Word for word, repeat the entries, minus the pictures.

▶ [Dataset records]
========================================================================

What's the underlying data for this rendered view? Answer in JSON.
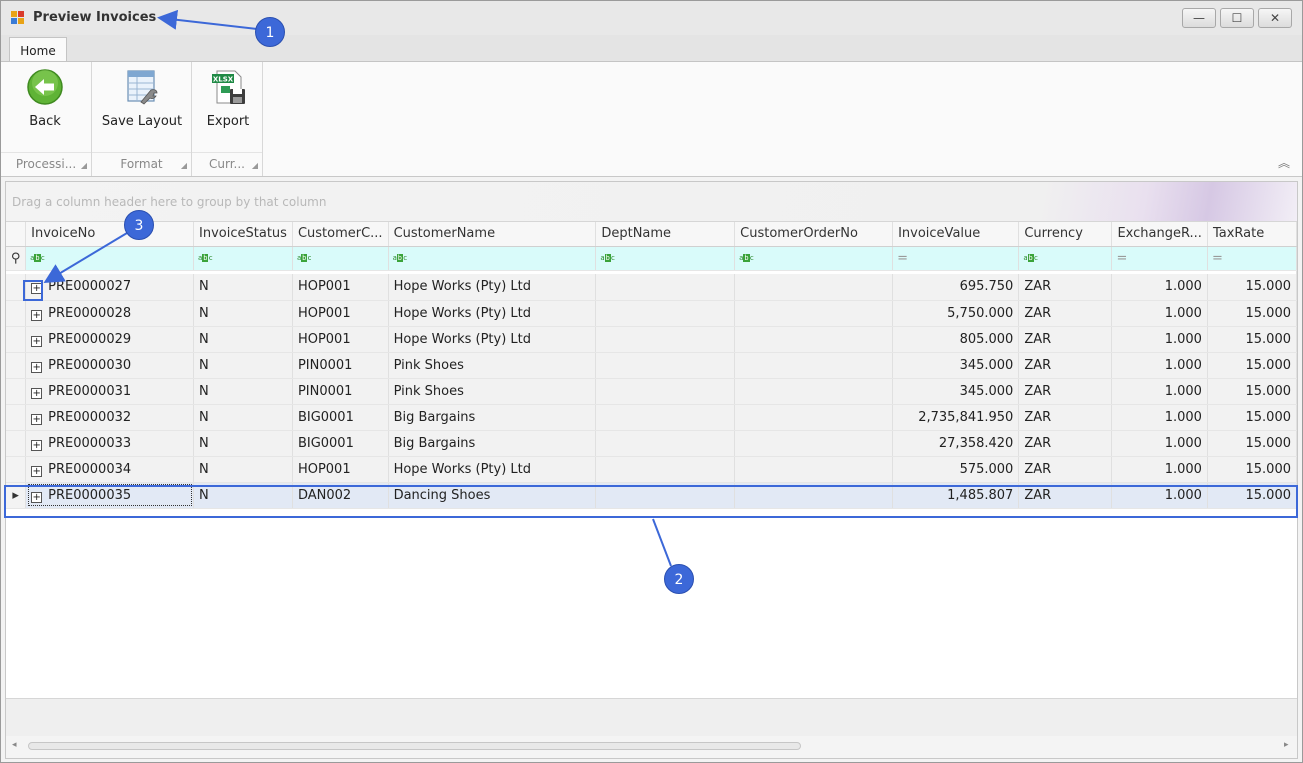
{
  "window": {
    "title": "Preview Invoices",
    "controls": {
      "minimize": "—",
      "maximize": "☐",
      "close": "✕"
    }
  },
  "ribbon": {
    "tab": "Home",
    "groups": [
      {
        "button": "Back",
        "caption": "Processi...",
        "icon": "back-arrow-icon"
      },
      {
        "button": "Save Layout",
        "caption": "Format",
        "icon": "save-layout-icon"
      },
      {
        "button": "Export",
        "caption": "Curr...",
        "icon": "xlsx-export-icon"
      }
    ]
  },
  "grid": {
    "group_panel_hint": "Drag a column header here to group by that column",
    "columns": [
      "InvoiceNo",
      "InvoiceStatus",
      "CustomerC...",
      "CustomerName",
      "DeptName",
      "CustomerOrderNo",
      "InvoiceValue",
      "Currency",
      "ExchangeR...",
      "TaxRate"
    ],
    "filter_types": [
      "abc",
      "abc",
      "abc",
      "abc",
      "abc",
      "abc",
      "=",
      "abc",
      "=",
      "="
    ],
    "filter_glyph": {
      "left": "a",
      "mid": "b",
      "right": "c",
      "eq": "="
    },
    "rows": [
      [
        "PRE0000027",
        "N",
        "HOP001",
        "Hope Works (Pty) Ltd",
        "",
        "",
        "695.750",
        "ZAR",
        "1.000",
        "15.000"
      ],
      [
        "PRE0000028",
        "N",
        "HOP001",
        "Hope Works (Pty) Ltd",
        "",
        "",
        "5,750.000",
        "ZAR",
        "1.000",
        "15.000"
      ],
      [
        "PRE0000029",
        "N",
        "HOP001",
        "Hope Works (Pty) Ltd",
        "",
        "",
        "805.000",
        "ZAR",
        "1.000",
        "15.000"
      ],
      [
        "PRE0000030",
        "N",
        "PIN0001",
        "Pink Shoes",
        "",
        "",
        "345.000",
        "ZAR",
        "1.000",
        "15.000"
      ],
      [
        "PRE0000031",
        "N",
        "PIN0001",
        "Pink Shoes",
        "",
        "",
        "345.000",
        "ZAR",
        "1.000",
        "15.000"
      ],
      [
        "PRE0000032",
        "N",
        "BIG0001",
        "Big Bargains",
        "",
        "",
        "2,735,841.950",
        "ZAR",
        "1.000",
        "15.000"
      ],
      [
        "PRE0000033",
        "N",
        "BIG0001",
        "Big Bargains",
        "",
        "",
        "27,358.420",
        "ZAR",
        "1.000",
        "15.000"
      ],
      [
        "PRE0000034",
        "N",
        "HOP001",
        "Hope Works (Pty) Ltd",
        "",
        "",
        "575.000",
        "ZAR",
        "1.000",
        "15.000"
      ],
      [
        "PRE0000035",
        "N",
        "DAN002",
        "Dancing Shoes",
        "",
        "",
        "1,485.807",
        "ZAR",
        "1.000",
        "15.000"
      ]
    ],
    "selected_row": 8,
    "expander_glyph": "+",
    "row_indicator": "▸",
    "filter_row_icon": "⚲"
  },
  "annotations": [
    "1",
    "2",
    "3"
  ],
  "colors": {
    "accent": "#3c68d8",
    "filter_row": "#d9fbfa",
    "selected_row": "#e2e9f5"
  }
}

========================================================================

▶ [SOLUTION TO THE PROBLEM]
What's the underlying data for this rendered view? Answer in JSON.
{
  "window": {
    "title": "Preview Invoices",
    "controls": {
      "minimize": "—",
      "maximize": "☐",
      "close": "✕"
    }
  },
  "ribbon": {
    "tab": "Home",
    "groups": [
      {
        "button": "Back",
        "caption": "Processi...",
        "icon": "back-arrow-icon"
      },
      {
        "button": "Save Layout",
        "caption": "Format",
        "icon": "save-layout-icon"
      },
      {
        "button": "Export",
        "caption": "Curr...",
        "icon": "xlsx-export-icon"
      }
    ]
  },
  "grid": {
    "group_panel_hint": "Drag a column header here to group by that column",
    "columns": [
      "InvoiceNo",
      "InvoiceStatus",
      "CustomerC...",
      "CustomerName",
      "DeptName",
      "CustomerOrderNo",
      "InvoiceValue",
      "Currency",
      "ExchangeR...",
      "TaxRate"
    ],
    "filter_types": [
      "abc",
      "abc",
      "abc",
      "abc",
      "abc",
      "abc",
      "=",
      "abc",
      "=",
      "="
    ],
    "filter_glyph": {
      "left": "a",
      "mid": "b",
      "right": "c",
      "eq": "="
    },
    "rows": [
      [
        "PRE0000027",
        "N",
        "HOP001",
        "Hope Works (Pty) Ltd",
        "",
        "",
        "695.750",
        "ZAR",
        "1.000",
        "15.000"
      ],
      [
        "PRE0000028",
        "N",
        "HOP001",
        "Hope Works (Pty) Ltd",
        "",
        "",
        "5,750.000",
        "ZAR",
        "1.000",
        "15.000"
      ],
      [
        "PRE0000029",
        "N",
        "HOP001",
        "Hope Works (Pty) Ltd",
        "",
        "",
        "805.000",
        "ZAR",
        "1.000",
        "15.000"
      ],
      [
        "PRE0000030",
        "N",
        "PIN0001",
        "Pink Shoes",
        "",
        "",
        "345.000",
        "ZAR",
        "1.000",
        "15.000"
      ],
      [
        "PRE0000031",
        "N",
        "PIN0001",
        "Pink Shoes",
        "",
        "",
        "345.000",
        "ZAR",
        "1.000",
        "15.000"
      ],
      [
        "PRE0000032",
        "N",
        "BIG0001",
        "Big Bargains",
        "",
        "",
        "2,735,841.950",
        "ZAR",
        "1.000",
        "15.000"
      ],
      [
        "PRE0000033",
        "N",
        "BIG0001",
        "Big Bargains",
        "",
        "",
        "27,358.420",
        "ZAR",
        "1.000",
        "15.000"
      ],
      [
        "PRE0000034",
        "N",
        "HOP001",
        "Hope Works (Pty) Ltd",
        "",
        "",
        "575.000",
        "ZAR",
        "1.000",
        "15.000"
      ],
      [
        "PRE0000035",
        "N",
        "DAN002",
        "Dancing Shoes",
        "",
        "",
        "1,485.807",
        "ZAR",
        "1.000",
        "15.000"
      ]
    ],
    "selected_row": 8,
    "expander_glyph": "+",
    "row_indicator": "▸",
    "filter_row_icon": "⚲"
  },
  "annotations": [
    "1",
    "2",
    "3"
  ],
  "colors": {
    "accent": "#3c68d8",
    "filter_row": "#d9fbfa",
    "selected_row": "#e2e9f5"
  }
}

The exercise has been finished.